The third song is where many bands would falter had they recorded In Rainbows. From the aggresive and energy loaded second track, the band slips into the almost ballad-like "Nude". Sparse and with chilling vocals it is completely different from the beginning of the album. But somehow it fits. The next song continues what will be a trend for the remainder of the album. Slower, sparser songs. "Weird Fishes/Arpeggi" has stellar sounding guitar, and pulls off a very good underwater feel, as per its title. Building throughout, but never reaching an ultimate peak, the song leaves one wanting more, but not in a bad way. The 5th track, "All I Need" features some of the most uncomplicated lyrics from the band in a long time, and the music is slow, heavy on the bass, and feels very much like a love song should. However, the song evolves from what initially feels like pleasant love seems to turn into something almost obsessive. As the music starts to reach its peak though, it sounds so beautiful you can forgive them. Definitely one that grows on you.
The sixth track is short yet amazing. One of the most acoustic songs Radiohead has produced in a long time, it almost immediately feels like The Beatles, specifically "Julia". Short, Sweet, and with Beautiful strings that come in for the peak, it is called "Faust Arp" and can definitely stick long after it is over.

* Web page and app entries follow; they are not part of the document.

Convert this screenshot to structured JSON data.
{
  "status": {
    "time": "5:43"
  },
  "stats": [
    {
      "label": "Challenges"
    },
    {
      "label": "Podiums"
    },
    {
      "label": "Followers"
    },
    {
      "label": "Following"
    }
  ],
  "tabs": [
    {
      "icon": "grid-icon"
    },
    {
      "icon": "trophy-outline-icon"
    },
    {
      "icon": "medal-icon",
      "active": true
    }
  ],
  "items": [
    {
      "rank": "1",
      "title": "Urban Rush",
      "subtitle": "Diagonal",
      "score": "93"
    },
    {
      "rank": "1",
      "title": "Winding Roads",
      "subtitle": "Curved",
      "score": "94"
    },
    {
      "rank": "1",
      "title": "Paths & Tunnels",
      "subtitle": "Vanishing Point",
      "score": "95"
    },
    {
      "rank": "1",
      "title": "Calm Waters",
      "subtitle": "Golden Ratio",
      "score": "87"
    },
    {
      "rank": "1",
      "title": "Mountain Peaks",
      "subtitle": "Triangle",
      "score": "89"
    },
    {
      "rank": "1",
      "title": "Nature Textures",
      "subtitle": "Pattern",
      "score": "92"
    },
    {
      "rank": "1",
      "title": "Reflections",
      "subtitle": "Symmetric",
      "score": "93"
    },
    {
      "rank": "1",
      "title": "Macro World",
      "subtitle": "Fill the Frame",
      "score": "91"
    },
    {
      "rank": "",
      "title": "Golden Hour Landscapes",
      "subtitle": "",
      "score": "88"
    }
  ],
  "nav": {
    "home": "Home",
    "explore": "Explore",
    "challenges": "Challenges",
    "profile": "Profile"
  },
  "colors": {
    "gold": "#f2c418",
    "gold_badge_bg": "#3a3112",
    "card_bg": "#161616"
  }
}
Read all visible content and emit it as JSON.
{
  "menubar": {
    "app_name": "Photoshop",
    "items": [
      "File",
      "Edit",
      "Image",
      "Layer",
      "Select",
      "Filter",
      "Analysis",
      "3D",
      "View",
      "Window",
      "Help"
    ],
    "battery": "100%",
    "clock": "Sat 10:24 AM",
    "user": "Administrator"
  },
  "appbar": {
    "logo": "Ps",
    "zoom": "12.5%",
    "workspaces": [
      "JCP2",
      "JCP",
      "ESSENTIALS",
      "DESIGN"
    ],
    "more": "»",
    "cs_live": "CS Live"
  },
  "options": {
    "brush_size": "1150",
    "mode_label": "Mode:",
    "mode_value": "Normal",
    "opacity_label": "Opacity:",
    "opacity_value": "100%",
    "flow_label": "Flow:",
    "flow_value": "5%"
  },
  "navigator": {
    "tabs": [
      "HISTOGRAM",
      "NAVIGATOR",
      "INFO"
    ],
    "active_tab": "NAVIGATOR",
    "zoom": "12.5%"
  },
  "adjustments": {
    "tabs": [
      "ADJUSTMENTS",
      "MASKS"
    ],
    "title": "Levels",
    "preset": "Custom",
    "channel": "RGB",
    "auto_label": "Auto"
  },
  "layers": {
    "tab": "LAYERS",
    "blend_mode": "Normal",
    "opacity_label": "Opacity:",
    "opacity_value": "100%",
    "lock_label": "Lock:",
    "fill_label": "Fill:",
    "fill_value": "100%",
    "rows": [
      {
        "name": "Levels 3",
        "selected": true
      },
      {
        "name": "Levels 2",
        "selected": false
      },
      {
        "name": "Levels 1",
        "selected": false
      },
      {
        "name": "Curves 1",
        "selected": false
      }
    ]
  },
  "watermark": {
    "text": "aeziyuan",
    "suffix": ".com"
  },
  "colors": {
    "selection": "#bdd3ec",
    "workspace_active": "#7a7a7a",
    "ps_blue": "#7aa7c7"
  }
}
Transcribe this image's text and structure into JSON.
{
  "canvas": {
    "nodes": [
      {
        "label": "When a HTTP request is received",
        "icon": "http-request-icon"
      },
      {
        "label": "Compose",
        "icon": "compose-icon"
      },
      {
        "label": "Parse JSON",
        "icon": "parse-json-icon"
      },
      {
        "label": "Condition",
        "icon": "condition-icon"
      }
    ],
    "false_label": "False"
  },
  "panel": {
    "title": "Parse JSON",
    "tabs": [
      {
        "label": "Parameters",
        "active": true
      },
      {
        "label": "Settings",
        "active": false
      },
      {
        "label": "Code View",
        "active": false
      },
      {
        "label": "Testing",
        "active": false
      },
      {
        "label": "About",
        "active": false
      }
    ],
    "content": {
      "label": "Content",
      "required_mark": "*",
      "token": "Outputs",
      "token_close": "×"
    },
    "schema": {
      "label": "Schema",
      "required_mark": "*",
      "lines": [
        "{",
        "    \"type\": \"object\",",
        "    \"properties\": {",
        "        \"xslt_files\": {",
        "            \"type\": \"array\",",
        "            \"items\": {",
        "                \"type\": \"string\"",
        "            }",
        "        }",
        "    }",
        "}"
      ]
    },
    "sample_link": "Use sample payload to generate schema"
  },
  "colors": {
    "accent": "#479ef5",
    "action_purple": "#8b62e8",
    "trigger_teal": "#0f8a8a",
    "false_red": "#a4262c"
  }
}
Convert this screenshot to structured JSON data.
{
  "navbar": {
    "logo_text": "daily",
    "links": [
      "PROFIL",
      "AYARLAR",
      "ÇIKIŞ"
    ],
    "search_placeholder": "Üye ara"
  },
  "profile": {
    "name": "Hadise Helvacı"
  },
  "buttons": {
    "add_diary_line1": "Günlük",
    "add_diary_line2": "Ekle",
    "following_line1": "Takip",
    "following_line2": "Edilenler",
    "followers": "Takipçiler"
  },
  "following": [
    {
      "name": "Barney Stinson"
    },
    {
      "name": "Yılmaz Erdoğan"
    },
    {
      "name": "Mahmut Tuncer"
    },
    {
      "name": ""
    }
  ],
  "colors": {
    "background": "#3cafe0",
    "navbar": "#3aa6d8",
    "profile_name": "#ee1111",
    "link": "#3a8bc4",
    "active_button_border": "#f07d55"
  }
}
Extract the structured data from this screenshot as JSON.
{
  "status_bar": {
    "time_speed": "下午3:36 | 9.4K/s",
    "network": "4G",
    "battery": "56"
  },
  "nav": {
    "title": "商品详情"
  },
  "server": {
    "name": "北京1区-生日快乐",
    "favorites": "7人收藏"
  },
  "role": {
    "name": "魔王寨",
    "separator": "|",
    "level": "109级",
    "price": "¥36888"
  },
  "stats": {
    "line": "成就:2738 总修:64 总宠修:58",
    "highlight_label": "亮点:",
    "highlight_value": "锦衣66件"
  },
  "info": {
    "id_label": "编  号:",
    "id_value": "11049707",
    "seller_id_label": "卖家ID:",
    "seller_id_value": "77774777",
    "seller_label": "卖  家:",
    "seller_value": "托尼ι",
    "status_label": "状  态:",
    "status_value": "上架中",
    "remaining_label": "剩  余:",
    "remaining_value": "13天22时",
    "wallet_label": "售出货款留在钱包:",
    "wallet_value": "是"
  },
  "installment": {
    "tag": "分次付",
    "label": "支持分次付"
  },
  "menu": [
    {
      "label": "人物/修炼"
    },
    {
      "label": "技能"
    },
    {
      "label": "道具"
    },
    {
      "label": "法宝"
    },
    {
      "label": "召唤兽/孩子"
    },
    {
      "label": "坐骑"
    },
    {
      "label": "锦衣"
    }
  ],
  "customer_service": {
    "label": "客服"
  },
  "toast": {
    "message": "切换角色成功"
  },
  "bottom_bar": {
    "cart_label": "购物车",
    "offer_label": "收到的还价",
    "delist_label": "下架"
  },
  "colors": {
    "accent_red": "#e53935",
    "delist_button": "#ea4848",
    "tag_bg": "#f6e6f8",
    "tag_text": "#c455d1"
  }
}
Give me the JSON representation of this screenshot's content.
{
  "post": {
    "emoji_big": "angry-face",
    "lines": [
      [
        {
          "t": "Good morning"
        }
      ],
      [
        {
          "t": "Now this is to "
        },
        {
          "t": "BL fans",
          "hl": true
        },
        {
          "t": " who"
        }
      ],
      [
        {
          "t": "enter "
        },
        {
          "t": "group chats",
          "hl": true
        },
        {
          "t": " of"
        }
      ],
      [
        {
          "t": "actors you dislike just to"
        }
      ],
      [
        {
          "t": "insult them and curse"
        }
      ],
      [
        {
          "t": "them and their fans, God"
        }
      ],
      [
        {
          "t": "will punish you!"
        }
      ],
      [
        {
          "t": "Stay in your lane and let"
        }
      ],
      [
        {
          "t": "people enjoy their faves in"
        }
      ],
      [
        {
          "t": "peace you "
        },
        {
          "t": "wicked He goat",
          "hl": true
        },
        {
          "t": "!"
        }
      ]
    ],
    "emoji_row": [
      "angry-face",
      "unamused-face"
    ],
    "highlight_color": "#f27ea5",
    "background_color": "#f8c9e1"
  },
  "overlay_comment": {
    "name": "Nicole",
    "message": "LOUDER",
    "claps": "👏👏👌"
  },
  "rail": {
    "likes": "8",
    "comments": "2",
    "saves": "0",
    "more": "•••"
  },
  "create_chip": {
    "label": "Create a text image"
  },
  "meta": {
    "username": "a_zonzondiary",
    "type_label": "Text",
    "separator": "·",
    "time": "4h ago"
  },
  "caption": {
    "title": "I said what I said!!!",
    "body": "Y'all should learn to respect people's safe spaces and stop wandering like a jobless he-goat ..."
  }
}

Seventh is "Reckoner". This track is integral to two important ideas. One, the band is definitely moving away from the energetic rock. When originally played at concerts, the song was aggressive, with a lot of punch and energy. Here it is transformed into a softer sweeter version of itself. The second idea is just how much effort the band put into this album. Anyone familiar with the golden ratio knows how it is amazingly pleasing aesthetically and found many places in nature. Well when the ratio is applied to the length of the album, the golden point falls midway through Reckoner. Unimpressive, until you realize that at almost exactly that point, the backing vocals begin wailing the name of the album, which is referenced nowhere else.
Finishing off the album are the songs "House of Cards", which much like "All I Need", is another slow jam with some of Yorke's more honest and simple lyrics in a long time. Lines like "I don't want to be your friend, I just want to be your lover" would have been unthinkable for the past 3 albums, but the return to this style has been pulled off beautifully. "Jigsaw Falling Into Place" is much like "15 Step", an addictive and bouncing showcase for the rhythm duo of Greenwood and Selway. The closer "Videotape" is piano-centric, with Yorke's reflective vocals presenting an optimistic view of life, (albeit, from the idea of looking back on it when it is done) that is truly a rarity. To the end, percussion kicks in and the song builds towards a climax that never comes. Whether this represents the band's view of the ideas expressed in the song, or is just one of those rare beauties created so that everyone can believe in the amazing climax without being let down by an actual one is not known, but either way it is amazing.
Overall, the album is not as good as OK Computer. Nothing immediately draws you in. There are no real standout songs. No amazing climax. On the other hand, nothing immediately pushes you away like their other critically acclaimed album Kid A. However, there is an inexplicable quality to In Rainbows. It is sparse, yet it feels full. Something in the simplicity keeps you coming back, despite the lack of any clear hook. And of course, it's amazingly better than most of the modern 'made for ringtone' music out today.
Oh and of course, paying whatever you want helps too.